Values: improved OERs, improved instruction, improved access, multi-culturalism
Value:

C()SL at Utah State : Open and Sustainable Learning “is dedicated to increasing access to educational opportunity worldwide…we believe that all humans beings are endowed with a capacity to learn, improve, and progress. Educational opportunity is the mechanism by which we fulfill that capacity. Therefore, free and open access to educational opportunity is a basic human right.”

Values: rights-based access, humanism, education for service, advocacy
Value: PR and reputation effects for the institution

Commonwealth of Learning : Learning for Development “helping developing nations improve access to quality education and training”

Values: humanitarianism/charity, access
Value: PR and reputation effects for the institution

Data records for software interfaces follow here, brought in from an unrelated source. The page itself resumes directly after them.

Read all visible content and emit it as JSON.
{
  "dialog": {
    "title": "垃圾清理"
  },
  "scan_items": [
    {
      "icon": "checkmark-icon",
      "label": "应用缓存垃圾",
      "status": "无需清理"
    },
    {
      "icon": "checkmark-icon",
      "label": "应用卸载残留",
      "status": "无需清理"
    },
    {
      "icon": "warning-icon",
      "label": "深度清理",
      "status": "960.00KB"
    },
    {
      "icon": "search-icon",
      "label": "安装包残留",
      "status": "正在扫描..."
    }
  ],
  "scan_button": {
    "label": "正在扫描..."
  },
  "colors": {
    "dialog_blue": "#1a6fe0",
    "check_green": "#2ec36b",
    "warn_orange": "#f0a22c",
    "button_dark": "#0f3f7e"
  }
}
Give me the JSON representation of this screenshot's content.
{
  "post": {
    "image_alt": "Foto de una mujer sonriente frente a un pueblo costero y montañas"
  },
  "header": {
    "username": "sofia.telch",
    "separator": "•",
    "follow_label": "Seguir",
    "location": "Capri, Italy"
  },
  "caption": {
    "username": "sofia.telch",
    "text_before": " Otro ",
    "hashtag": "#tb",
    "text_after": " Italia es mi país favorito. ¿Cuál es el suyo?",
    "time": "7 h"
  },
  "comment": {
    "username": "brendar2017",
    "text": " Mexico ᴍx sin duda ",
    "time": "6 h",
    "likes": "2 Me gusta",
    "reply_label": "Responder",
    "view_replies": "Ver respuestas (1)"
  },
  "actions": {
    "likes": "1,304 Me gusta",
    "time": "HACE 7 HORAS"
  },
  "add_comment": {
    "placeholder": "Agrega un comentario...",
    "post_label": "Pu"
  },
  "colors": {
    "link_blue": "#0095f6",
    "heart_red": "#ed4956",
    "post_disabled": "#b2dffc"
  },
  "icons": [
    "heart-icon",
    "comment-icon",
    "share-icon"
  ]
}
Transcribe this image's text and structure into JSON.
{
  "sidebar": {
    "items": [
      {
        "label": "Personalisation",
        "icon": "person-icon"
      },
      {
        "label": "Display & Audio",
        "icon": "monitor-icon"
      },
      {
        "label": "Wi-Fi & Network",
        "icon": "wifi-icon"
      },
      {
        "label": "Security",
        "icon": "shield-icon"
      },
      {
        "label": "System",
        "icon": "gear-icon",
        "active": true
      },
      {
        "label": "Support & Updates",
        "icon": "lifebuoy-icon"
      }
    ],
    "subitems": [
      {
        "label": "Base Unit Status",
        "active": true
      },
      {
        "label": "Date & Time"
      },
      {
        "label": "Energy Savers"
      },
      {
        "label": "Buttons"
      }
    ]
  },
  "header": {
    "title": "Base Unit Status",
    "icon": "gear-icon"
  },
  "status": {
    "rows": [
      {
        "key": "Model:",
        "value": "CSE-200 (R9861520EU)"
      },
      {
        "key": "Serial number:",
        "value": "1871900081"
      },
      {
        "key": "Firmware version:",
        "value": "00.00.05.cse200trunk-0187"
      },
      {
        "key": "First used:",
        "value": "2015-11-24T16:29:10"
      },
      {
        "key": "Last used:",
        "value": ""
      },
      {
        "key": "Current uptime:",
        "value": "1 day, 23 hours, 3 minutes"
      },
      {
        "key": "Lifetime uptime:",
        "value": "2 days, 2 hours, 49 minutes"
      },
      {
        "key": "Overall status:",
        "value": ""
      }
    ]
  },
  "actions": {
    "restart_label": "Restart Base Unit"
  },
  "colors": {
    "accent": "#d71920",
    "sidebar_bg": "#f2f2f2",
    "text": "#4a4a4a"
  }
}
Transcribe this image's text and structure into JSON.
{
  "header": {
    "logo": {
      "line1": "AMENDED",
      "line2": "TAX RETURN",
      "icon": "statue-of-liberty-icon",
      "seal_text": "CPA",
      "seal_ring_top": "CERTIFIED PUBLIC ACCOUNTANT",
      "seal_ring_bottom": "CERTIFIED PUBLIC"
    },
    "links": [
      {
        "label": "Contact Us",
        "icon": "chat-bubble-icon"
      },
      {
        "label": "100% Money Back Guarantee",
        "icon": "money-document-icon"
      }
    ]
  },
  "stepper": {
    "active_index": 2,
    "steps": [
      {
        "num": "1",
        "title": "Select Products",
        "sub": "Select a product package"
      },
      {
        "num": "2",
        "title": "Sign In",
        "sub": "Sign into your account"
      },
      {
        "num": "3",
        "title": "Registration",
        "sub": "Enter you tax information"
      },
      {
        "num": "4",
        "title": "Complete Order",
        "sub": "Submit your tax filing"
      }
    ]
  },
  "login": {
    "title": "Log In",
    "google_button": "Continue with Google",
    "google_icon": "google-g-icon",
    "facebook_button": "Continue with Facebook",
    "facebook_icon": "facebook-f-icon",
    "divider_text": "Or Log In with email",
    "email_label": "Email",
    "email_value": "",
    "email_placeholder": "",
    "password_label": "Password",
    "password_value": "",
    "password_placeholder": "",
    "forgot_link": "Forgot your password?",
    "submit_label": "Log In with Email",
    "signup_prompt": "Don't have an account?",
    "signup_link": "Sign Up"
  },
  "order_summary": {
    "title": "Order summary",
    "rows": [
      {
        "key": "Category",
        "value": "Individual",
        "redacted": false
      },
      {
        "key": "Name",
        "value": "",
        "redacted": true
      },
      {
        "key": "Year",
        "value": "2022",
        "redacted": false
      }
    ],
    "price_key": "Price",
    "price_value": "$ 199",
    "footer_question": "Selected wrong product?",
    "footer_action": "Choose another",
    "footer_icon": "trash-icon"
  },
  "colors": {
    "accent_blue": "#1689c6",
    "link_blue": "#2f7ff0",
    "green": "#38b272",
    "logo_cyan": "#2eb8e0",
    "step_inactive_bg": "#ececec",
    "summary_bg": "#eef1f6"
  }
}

Carnegie Mellon OLI : Working to help the World Wide Web make good on its promise “Using intelligent tutoring systems, virtual laboratories, simulations, and frequent opportunities for assessment and feedback, OLI builds courses that are intended to enact instruction – or, more precisely, to enact the kind of dynamic, flexible, and responsive instruction that fosters learning.

Values: innovation, relevance/effectiveness/flexibility in learning
Value: PR and reputation effects for the institution, research platform, technology integration/exploration

WikiEducator : Free elearning content. Just try it! Our community will support you. “The WikiEducator is an evolving community intended for the collaborative planning of education projects linked with the development of free content; development of free content on Wikieducator for e-learning; work on building open education resources (OERs) on how to create OERs. networking on funding proposals developed as free content.”

Values: community organizing, improved OERs
Value: cost-savings for participants